In both cases, Pohlad concentrates uncomfortably on the dark undercurrent of dysfunction that plagued both Wilson’s erratic creative processes and his beleaguered attempt to reach a psychological equilibrium. His potential saviour in this later era is car saleswoman Melinda Bedletter (the ever-impressive Elizabeth Banks) who helps Wilson to focus on the light at the end of the tunnel. She alone is able to penetrate the fog assembled as part of Landy’s unhealthy influence on every facet of Wilson’s frighteningly compromised existence.

The conviction of all the performances is what defines this superb film. Throughout the successful Beach Boys era, Wilson was plagued by self-doubt and a streak of resolute defiance, wanting to take the band in new directions that might deviate from their successful formula but bring freshness to their output. The resulting conflict with his brothers and other band members and crew is a source of distress to Wilson who often seems to regress to a place of consoling inner calm as a means of dealing with real world anxieties. Here he finds himself both dissociating himself from reality but also discovering the fresh currents of creativity that would define his subsequent output. There are also effective peaks at his tumultuous relationship with former band manager father, an emotionally hardened figure only interested in commercial success above all else and whom Wilson could never satisfy.

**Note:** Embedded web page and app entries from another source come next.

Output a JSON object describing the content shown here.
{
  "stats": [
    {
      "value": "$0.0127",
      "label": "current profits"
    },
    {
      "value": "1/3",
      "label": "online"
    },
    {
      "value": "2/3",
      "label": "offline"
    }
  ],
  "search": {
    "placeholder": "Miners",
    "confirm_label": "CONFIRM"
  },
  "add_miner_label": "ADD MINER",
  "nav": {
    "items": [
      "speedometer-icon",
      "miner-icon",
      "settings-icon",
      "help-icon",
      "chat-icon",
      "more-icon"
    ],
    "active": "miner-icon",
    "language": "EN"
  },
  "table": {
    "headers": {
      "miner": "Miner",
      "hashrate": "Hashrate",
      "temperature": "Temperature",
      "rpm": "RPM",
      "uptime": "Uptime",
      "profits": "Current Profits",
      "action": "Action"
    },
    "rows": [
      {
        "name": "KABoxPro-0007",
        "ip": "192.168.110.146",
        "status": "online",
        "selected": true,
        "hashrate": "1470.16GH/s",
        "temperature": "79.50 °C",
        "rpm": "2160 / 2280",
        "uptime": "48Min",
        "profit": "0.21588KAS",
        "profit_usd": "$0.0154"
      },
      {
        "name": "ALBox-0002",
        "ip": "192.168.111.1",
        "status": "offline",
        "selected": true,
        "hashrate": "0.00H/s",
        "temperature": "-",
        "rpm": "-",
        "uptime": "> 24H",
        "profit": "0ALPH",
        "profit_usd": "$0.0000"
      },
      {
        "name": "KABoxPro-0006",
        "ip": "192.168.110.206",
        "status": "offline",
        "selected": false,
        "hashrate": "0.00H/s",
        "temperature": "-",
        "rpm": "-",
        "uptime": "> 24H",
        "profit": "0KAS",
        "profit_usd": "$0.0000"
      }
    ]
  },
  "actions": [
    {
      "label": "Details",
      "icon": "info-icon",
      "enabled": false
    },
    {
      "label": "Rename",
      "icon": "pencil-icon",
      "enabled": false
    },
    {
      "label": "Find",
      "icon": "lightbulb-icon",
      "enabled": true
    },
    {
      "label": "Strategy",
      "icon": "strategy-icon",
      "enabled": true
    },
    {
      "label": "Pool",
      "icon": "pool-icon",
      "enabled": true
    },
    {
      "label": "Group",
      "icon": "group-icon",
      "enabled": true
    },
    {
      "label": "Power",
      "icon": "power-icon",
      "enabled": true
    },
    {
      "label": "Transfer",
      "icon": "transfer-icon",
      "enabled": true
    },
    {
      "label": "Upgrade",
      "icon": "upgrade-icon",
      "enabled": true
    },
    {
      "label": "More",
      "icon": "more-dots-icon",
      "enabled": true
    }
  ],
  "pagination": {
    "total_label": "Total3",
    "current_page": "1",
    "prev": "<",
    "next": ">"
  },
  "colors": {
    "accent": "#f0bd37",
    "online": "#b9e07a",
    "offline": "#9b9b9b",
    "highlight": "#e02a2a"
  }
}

Dano and Cusack, though very different performers, are equally effective in guiding us into the reverberating deepest chambers of Wilson’s psyche. Dano conveys Wilson’s genius whilst simultaneously laying bear the vulnerabilities of the man as he strove – so often against the grain of his brothers’ thinking – to extract a deeper meaning from the process of song writing. Cusack seems, in his first few scenes, likely to succumb to an overly mannered delivery, yet the idiosyncratic ticks of the drugged-up, lethally controlled older incarnation of Wilson become an increasingly vital part of what is a marvellously subtle, nuanced portrayal. Unafraid to explore the darkness of its subject’s experiences, Love & Mercy reverberates with a veracity too rarely seen in similarly themed, usually overreaching bio-pics.